Due to the pandemic, the Decatur Book Festival (DBF) scaled back and went fully online this September. The fifteenth year of the festival was limited to 30 events and 42 authors, where they made it their mission to encourage the love of reading, inquiry, and conversation in people of all ages, according to the DBF website.

  “I think the book festival has put Decatur on the map in a very good way,” Joy Pope, the executive director of the festival, said. 

This year she tried to make sure that the pandemic didn’t change that. In February, Pope met with publicists in New York to talk about the book festival. 

“I asked each group what they thought about Decatur,” she said, “and they said you’re one of the best, you’re one of the biggest.” 

These publicists would compare the DBF to ones in larger cities such as Miami and Los Angeles. So this year, Joy said, because of the pandemic, “there was so much loss.”      

To properly pull off this virtual festival, Pope began by observing some other book festivals around the country that took place online in the Spring. “It was a bloody mess,” she said. Previous festivals had tried to transfer large events to the online platform and it did not work. So, Joy decided that Decatur’s festival needed to be smaller this year.

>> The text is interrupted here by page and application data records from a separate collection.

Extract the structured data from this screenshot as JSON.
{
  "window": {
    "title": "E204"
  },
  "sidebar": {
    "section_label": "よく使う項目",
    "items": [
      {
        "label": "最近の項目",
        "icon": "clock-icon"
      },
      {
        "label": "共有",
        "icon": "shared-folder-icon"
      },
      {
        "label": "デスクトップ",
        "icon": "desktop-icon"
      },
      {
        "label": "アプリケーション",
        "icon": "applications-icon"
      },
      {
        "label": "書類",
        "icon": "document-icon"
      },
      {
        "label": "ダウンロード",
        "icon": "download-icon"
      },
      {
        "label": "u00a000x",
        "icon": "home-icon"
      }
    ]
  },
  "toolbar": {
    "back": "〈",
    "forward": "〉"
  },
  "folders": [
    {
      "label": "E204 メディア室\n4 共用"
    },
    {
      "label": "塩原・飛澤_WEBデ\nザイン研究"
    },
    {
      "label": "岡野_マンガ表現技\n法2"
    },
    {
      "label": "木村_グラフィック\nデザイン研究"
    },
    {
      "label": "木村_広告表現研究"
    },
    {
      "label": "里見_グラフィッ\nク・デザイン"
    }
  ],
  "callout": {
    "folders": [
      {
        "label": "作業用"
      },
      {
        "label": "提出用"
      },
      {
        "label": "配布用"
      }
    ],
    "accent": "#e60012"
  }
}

Joy Pope, the executive director of the DBF. (Image courtesy of Joy Pope).

    In their switch to an online forum,  Pope and her staff had to be creative and used the video platform Crowdcast, which is similar to Zoom, but is fit for hosting large audiences. Using Crowdcast, participants were able to attend events from their homes as well as discuss opinions with other attendees. Joy believes this was a crucial part to make the festival as interactive as it can be. 

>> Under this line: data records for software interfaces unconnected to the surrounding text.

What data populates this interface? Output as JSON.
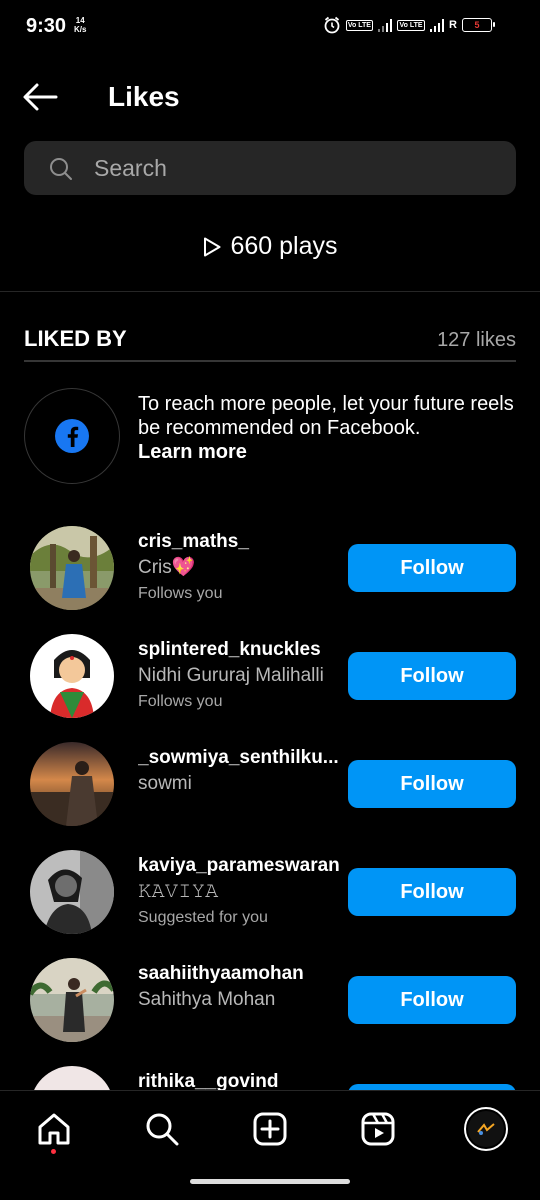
{
  "status_bar": {
    "time": "9:30",
    "speed_value": "14",
    "speed_unit": "K/s",
    "volte_label": "Vo LTE",
    "roaming": "R",
    "battery_level": "5"
  },
  "header": {
    "title": "Likes"
  },
  "search": {
    "placeholder": "Search"
  },
  "plays": {
    "text": "660 plays"
  },
  "liked_by": {
    "title": "LIKED BY",
    "count": "127 likes"
  },
  "fb_promo": {
    "text": "To reach more people, let your future reels be recommended on Facebook.",
    "link": "Learn more"
  },
  "users": [
    {
      "username": "cris_maths_",
      "fullname": "Cris💖",
      "subtext": "Follows you",
      "button": "Follow"
    },
    {
      "username": "splintered_knuckles",
      "fullname": "Nidhi Gururaj Malihalli",
      "subtext": "Follows you",
      "button": "Follow"
    },
    {
      "username": "_sowmiya_senthilku...",
      "fullname": "sowmi",
      "subtext": "",
      "button": "Follow"
    },
    {
      "username": "kaviya_parameswaran",
      "fullname": "𝙺𝙰𝚅𝙸𝚈𝙰",
      "subtext": "Suggested for you",
      "button": "Follow"
    },
    {
      "username": "saahiithyaamohan",
      "fullname": "Sahithya Mohan",
      "subtext": "",
      "button": "Follow"
    },
    {
      "username": "rithika__govind",
      "fullname": "",
      "subtext": "",
      "button": ""
    }
  ],
  "colors": {
    "background": "#000000",
    "accent": "#0095f6",
    "secondary_text": "#a8a8a8",
    "search_bg": "#262626",
    "facebook_blue": "#1877f2",
    "notification_dot": "#ff3040"
  },
  "icons": [
    "back-arrow-icon",
    "search-icon",
    "play-icon",
    "facebook-icon",
    "home-icon",
    "explore-icon",
    "create-icon",
    "reels-icon",
    "profile-avatar"
  ]
}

“[The interactivity] has turned out to be one of the most meaningful parts,” she said, “because the community gets in there and talks to each other and asks questions and makes comments. So, it feels somewhat more dimensional.” 

      Throughout this experience Joy has discovered some new ideas to incorporate when the festival can occur in-person. She believes that including virtual aspects to the physical festival can expand the options for attendees. “Like for people living in an elderly living home,” she said, “virtual [streaming] is perfect and I would like to be able to offer it to them.”

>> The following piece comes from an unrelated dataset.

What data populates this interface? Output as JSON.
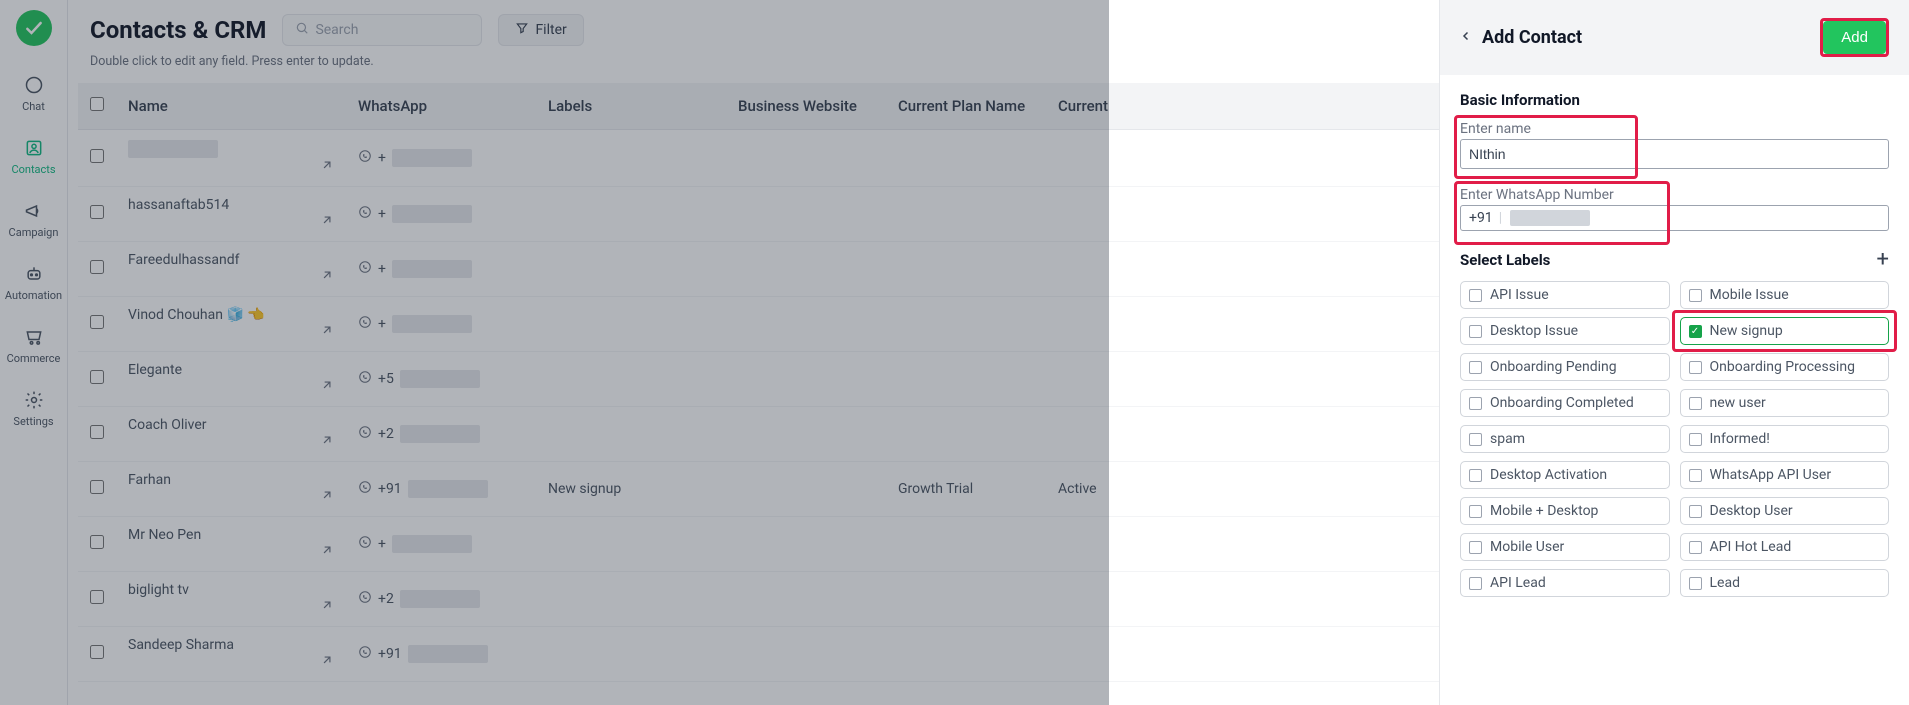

            She did find out though, that many people were not as invested this year, considering all of the changes made. “I do think there is a limit to how many people want to [stream the festival virtually],” Pope said. 

           “We were already seeing that kids and teens were not interested for the most part,” she said, “and I understand because they’re in school all day.” 

             According to Pope, the DBF brings the Decatur community together and, especially now, that is more important than ever.

            “In Decatur today, people are so divided,” Joy said, “The content that comes through with the book festival weaves us together.”